Episode 2:  It’s still far from clear how Last Resort intends to extend itself beyond mini-series length into a continuing story.  The main action of tonight’s episode, written by series co-creator Karl Gajdusek and directed by Kevin Hooks, was mostly concerned with an attack launched against the Colorado crew by what turned out to be a Russian special forces unit out to steal a US nuclear sub.  If this was related to whatever the larger story is, that wasn’t revealed or even particularly suggested in the episode.  Also, a variety of shifty Washington security people and lawyers tried to convince Sam’s loyal wife Christine (Jessy Schram) to talk Sam into surrendering.  The Colorado tried out Kylie’s new-fangled cloaking device and discovered that it worked beautifully–but back in DC, when Kylie asked a Dept. of Defense friend to get her a copy of the order that launched the attack against Pakistan, it led to a murder.  And in his first moral test, King was a reluctant good guy, killing off most of the Russians before they could massacre Sam and Grace.

Last Resort was entertaining tonight, even gripping, but what is it?  Every episode can’t be about an attempt to invade Sainte Marino and the Colorado that’s barely beaten back, or it’s going to get quickly repetitive, especially since the Colorado crew doesn’t have any real goal as yet, other than not to be blown up.  The DC conspiracy storyline is so far of little interest–yeah, there’s a high-level government-related cabal that wants war for its own evil purposes, we’ve already seen every season of 24, what else you got?  There’s only so much macho posturing that a series can handle, and some of the dialogue in tonight’s episode was awfully clunky, on the order of “One day you’re going to have to decide what you believe in,” and “She has faith and love–both of those are curable.”/”Then cure them.”  Tonight’s revelation that Chaplin’s son had recently been killed in Afghanistan was sad but basically meaningless, since the show has never suggested even slightly that Chaplin could be unbalanced.  With all this, the cast is very strong, and for now they’ve been able to bull us past the logical obstacles.

Last Resort opened with mixed ratings last week, skewing quite old for an ABC series (roughly 2/3 of its audience was over 50 years old), resulting in an unimpressive 2.2 in 18-49s, but a total audience of over 9 million.   Both those numbers rose when 3 days of DVR viewing were calculated in, but of course these days that’s true of many shows (the networks still guard their comprehensive lists of those numbers, issuing them only when the results are to their advantage).  At some point–and with those ratings, probably sooner rather than later–Last Resort is going to have to show its hand and tell viewers where it’s going once the weekly bang-bangs have subsided.


PILOT + 1:  Still Distinctive and Unusual, But What Is it?

About the Author

Mitch Salem
MITCH SALEM has worked on the business side of the entertainment industry for 20 years, as a senior business affairs executive and attorney for such companies as NBC, ABC, USA, Syfy, Bravo, and BermanBraun Productions, and before that, at the NY law firm of Weil, Gotshal & Manges.

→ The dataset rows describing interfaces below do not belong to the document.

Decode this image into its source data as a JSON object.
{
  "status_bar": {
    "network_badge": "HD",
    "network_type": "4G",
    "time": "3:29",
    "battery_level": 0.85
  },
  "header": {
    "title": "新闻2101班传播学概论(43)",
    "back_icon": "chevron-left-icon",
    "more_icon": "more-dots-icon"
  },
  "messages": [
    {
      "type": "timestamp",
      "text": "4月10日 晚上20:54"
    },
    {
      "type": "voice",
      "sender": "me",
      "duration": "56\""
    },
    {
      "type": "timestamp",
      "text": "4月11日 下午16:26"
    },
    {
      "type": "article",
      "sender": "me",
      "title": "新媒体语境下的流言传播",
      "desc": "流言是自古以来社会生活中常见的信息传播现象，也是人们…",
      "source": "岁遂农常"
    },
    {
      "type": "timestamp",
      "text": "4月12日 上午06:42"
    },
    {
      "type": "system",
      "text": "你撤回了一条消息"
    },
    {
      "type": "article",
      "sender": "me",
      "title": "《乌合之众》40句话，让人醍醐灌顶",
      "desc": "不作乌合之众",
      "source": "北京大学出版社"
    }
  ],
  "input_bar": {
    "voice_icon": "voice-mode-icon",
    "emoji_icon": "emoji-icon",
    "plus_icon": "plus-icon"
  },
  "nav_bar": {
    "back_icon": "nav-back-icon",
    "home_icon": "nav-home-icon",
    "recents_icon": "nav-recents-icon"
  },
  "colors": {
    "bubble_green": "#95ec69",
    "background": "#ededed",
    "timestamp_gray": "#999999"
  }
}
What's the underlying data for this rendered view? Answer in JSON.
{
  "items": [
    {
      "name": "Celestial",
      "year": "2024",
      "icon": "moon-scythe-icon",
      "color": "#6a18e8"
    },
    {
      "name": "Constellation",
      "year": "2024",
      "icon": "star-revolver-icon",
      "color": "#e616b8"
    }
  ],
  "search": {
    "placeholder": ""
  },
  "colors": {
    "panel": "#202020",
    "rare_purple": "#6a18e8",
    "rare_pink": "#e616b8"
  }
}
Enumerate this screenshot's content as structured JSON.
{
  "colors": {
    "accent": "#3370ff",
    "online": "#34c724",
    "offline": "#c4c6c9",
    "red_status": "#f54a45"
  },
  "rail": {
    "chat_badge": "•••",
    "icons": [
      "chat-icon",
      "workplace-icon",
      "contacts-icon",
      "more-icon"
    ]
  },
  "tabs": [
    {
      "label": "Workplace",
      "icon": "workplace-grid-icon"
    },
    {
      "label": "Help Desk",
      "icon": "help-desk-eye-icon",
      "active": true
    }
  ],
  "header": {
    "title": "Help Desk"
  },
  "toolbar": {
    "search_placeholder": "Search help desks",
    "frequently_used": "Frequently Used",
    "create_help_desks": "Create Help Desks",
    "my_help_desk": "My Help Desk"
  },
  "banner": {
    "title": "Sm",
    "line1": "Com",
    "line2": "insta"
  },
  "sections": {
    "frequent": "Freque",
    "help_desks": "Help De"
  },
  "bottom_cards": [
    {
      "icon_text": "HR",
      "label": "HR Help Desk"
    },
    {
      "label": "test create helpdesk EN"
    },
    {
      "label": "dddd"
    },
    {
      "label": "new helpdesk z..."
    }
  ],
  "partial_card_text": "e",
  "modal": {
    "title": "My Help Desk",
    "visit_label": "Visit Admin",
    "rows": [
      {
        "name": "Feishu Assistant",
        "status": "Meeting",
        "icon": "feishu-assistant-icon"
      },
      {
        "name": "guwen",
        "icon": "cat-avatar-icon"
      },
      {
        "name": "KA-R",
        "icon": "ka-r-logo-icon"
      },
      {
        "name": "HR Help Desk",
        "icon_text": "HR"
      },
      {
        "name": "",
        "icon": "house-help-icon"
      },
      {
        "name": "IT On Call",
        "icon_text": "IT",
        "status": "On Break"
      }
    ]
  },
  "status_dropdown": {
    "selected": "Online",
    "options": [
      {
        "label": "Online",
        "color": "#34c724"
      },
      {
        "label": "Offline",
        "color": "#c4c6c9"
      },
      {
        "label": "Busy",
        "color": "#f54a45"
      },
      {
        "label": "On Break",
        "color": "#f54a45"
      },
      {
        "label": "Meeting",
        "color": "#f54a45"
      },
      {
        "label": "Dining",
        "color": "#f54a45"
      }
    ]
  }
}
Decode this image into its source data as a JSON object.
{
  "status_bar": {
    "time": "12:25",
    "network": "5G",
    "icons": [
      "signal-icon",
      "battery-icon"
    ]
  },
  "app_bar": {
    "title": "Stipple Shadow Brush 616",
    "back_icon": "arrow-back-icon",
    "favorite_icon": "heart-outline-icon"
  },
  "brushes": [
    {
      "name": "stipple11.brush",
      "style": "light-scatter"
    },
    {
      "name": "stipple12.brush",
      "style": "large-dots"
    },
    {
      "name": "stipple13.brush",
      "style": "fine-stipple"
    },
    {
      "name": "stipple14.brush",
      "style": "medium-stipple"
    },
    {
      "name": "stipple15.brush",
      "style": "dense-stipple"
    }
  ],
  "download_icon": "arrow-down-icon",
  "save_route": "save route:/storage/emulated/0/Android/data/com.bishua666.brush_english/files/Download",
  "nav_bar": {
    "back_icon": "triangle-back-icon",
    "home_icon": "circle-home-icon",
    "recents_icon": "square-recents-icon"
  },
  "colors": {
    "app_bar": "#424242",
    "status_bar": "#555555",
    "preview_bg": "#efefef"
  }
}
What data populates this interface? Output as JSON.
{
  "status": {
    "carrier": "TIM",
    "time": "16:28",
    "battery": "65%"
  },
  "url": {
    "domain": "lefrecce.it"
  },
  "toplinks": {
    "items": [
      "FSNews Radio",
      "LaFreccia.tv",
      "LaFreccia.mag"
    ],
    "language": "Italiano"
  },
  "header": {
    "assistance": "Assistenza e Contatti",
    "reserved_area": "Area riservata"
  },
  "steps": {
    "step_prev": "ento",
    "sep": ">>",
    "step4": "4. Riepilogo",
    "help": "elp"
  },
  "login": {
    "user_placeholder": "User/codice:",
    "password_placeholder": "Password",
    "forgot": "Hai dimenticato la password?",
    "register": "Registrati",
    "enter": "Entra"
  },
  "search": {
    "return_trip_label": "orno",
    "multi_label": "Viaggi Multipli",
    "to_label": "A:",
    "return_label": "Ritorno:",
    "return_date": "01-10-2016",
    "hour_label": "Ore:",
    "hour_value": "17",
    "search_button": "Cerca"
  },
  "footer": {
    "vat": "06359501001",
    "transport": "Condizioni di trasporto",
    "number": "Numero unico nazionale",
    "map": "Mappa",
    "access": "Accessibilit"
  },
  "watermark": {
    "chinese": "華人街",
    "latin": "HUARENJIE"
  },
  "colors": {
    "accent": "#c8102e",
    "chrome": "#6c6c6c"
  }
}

During all that, he has more or less constantly been going to the movies and watching TV, and writing about both since the 1980s. His film reviews also currently appear on and In addition, he is co-writer of an episode of the television series "Felicity."